Philadelphia tells residents: Don't swim in dumpster pools
PHILADELPHIA (AP) — Philadelphia is urging residents not to swim in dumpsters after a rented trash bin was filled with fire hydrant water and transformed into a pool.
The online news site Billy Penn first reported the shenanigans at a weekend block party. The party's organizers told the site they power-washed the dumpster, lined the bottom with plywood and tarps and cushioned the corners with pool noodles.
However, filling it with hydrant water caused the biggest issue with city officials.
The Department of Licenses and Inspections issued a statement saying the city won't issue permits for block party dumpster pools.
Agency spokeswoman Karen Guss said, "you would think this decision would not require an explanation."
Among the reasons: It takes water that should be available in the event of a fire; the strong water pressure could push someone into harm's way; and the huge amount of water released could cause a main break.

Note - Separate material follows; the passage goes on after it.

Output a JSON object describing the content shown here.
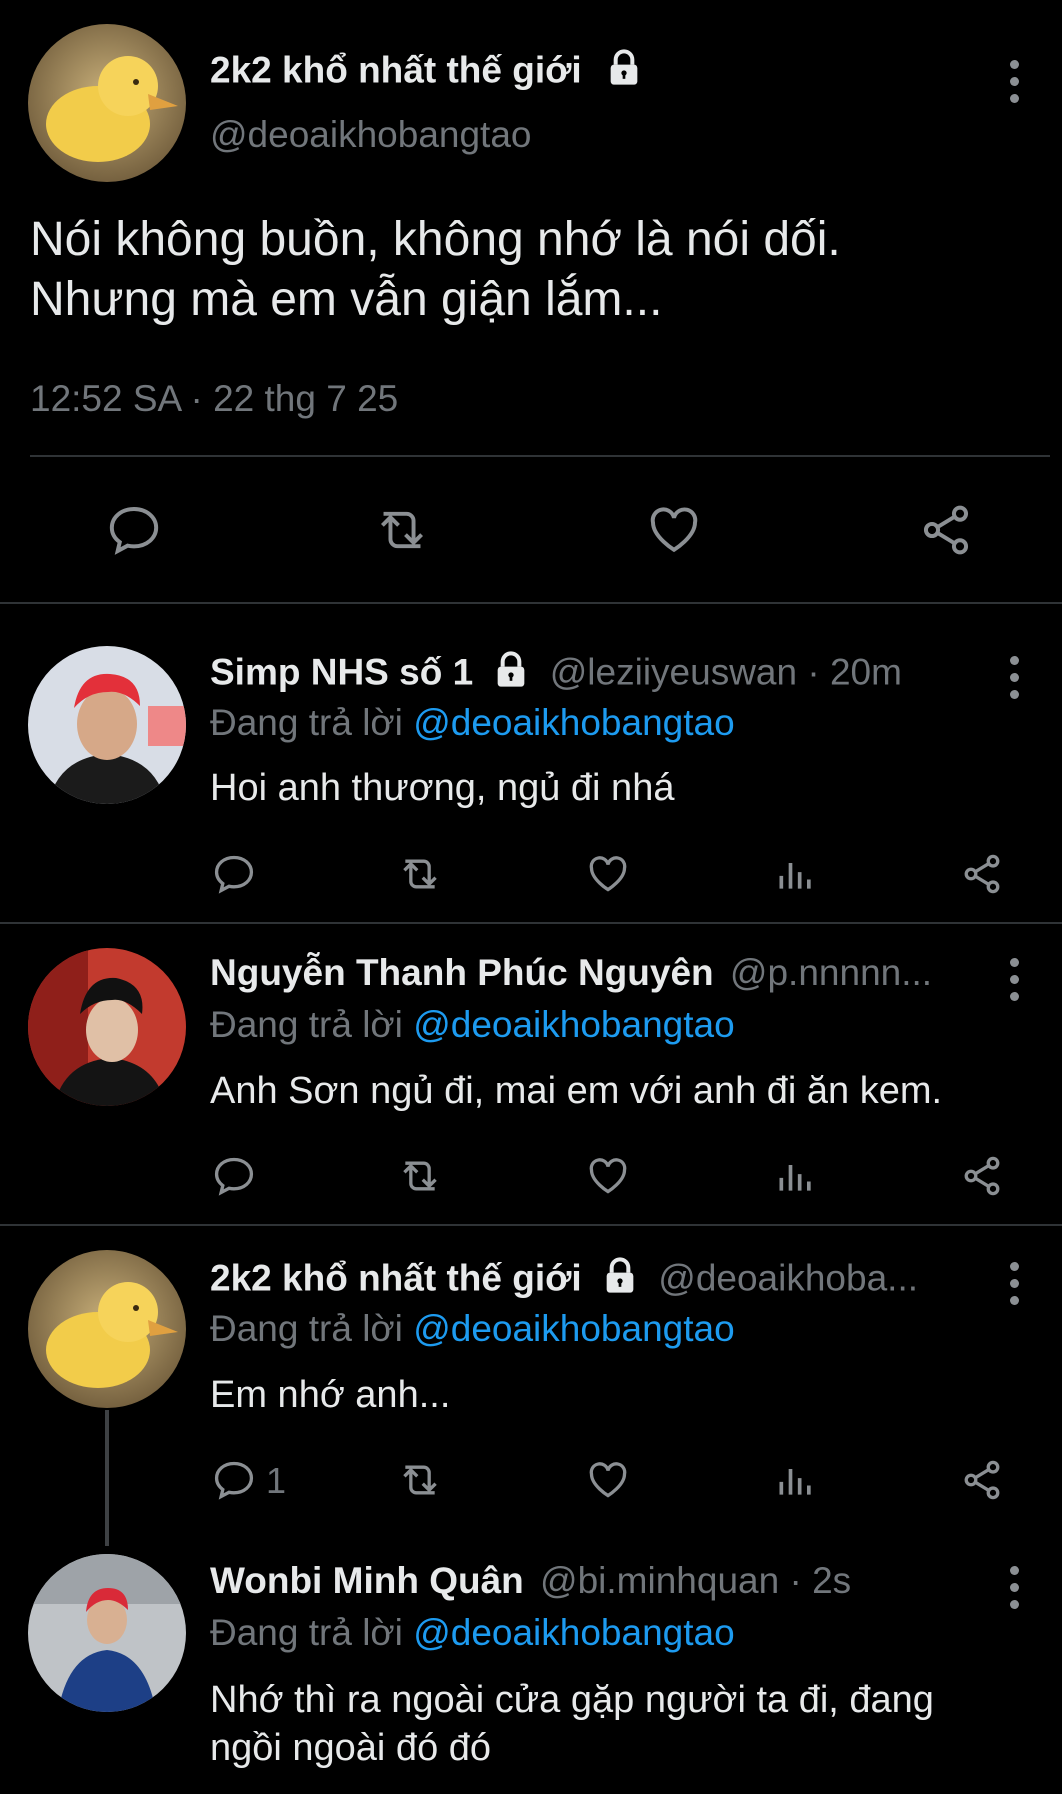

"We are not screwing around, Philly," Guss' statement reads. "The city strongly recommends that residents opt for recreational options that are safer, more sanitary and less likely to deplete the resources firefighters need in an emergency."